■ Try it:
Among the records that follow, how many lines include the string "text"? Only the number is wanted.

··· Information given

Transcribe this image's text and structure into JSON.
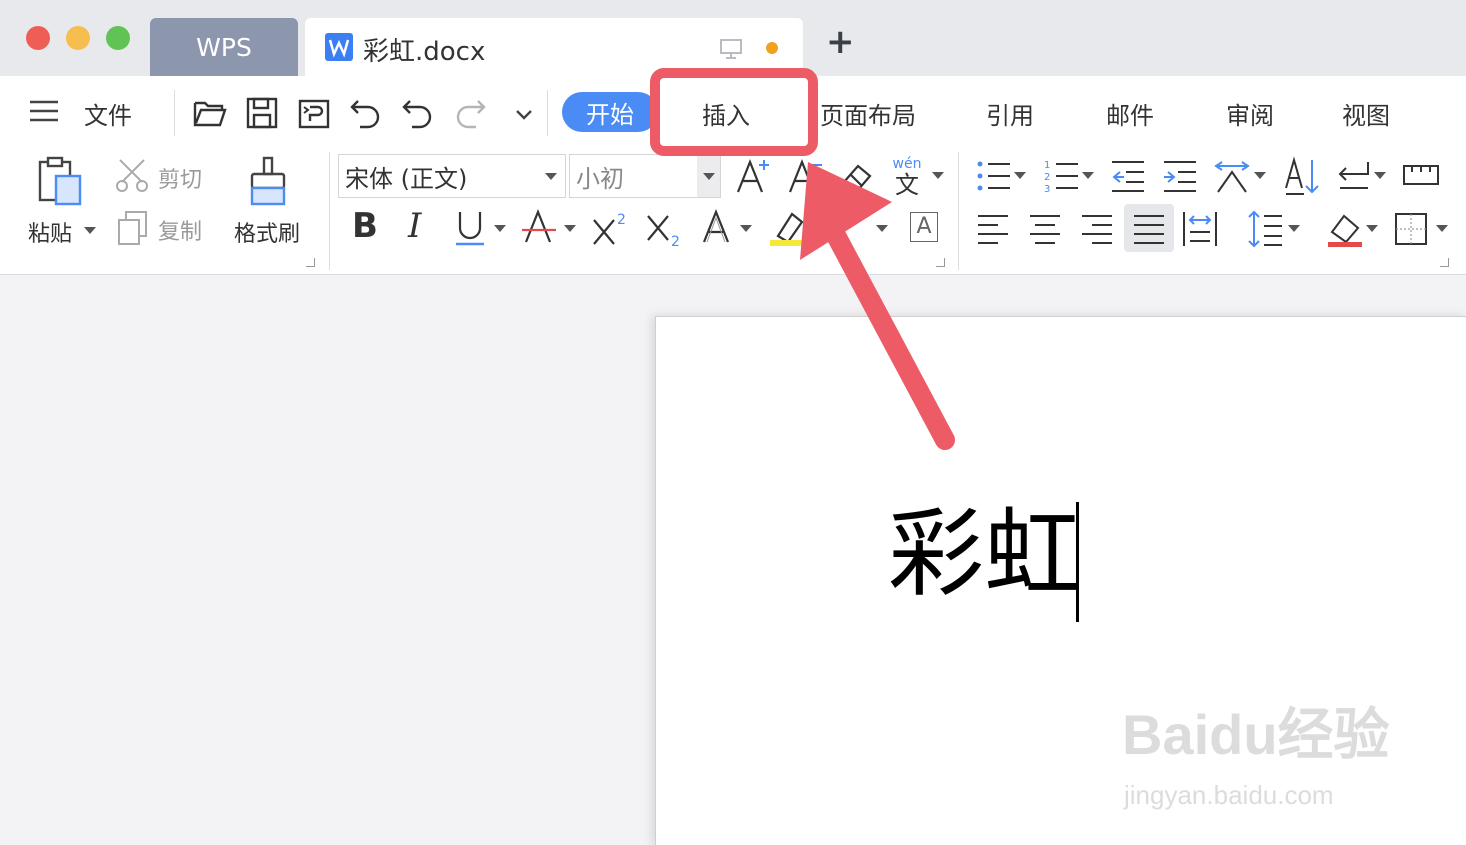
{
  "window": {
    "traffic_lights": {
      "close": "#ee5e57",
      "minimize": "#f5be4f",
      "zoom": "#5fc454"
    },
    "tabs": [
      {
        "label": "WPS"
      },
      {
        "label": "彩虹.docx"
      }
    ],
    "new_tab_label": "+"
  },
  "toolbar": {
    "menu_label": "文件",
    "ribbon_tabs": [
      {
        "label": "开始",
        "active": true
      },
      {
        "label": "插入"
      },
      {
        "label": "页面布局"
      },
      {
        "label": "引用"
      },
      {
        "label": "邮件"
      },
      {
        "label": "审阅"
      },
      {
        "label": "视图"
      }
    ]
  },
  "clipboard": {
    "paste": "粘贴",
    "cut": "剪切",
    "copy": "复制",
    "format_painter": "格式刷"
  },
  "font": {
    "family": "宋体 (正文)",
    "size": "小初",
    "phonetic_top": "wén",
    "phonetic_bottom": "文",
    "char_border": "A"
  },
  "document": {
    "text": "彩虹"
  },
  "watermark": {
    "brand": "Baidu经验",
    "url": "jingyan.baidu.com"
  },
  "colors": {
    "accent": "#4a8bf5",
    "annotation": "#ec5b66"
  }
}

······

■ Solution for this task:
2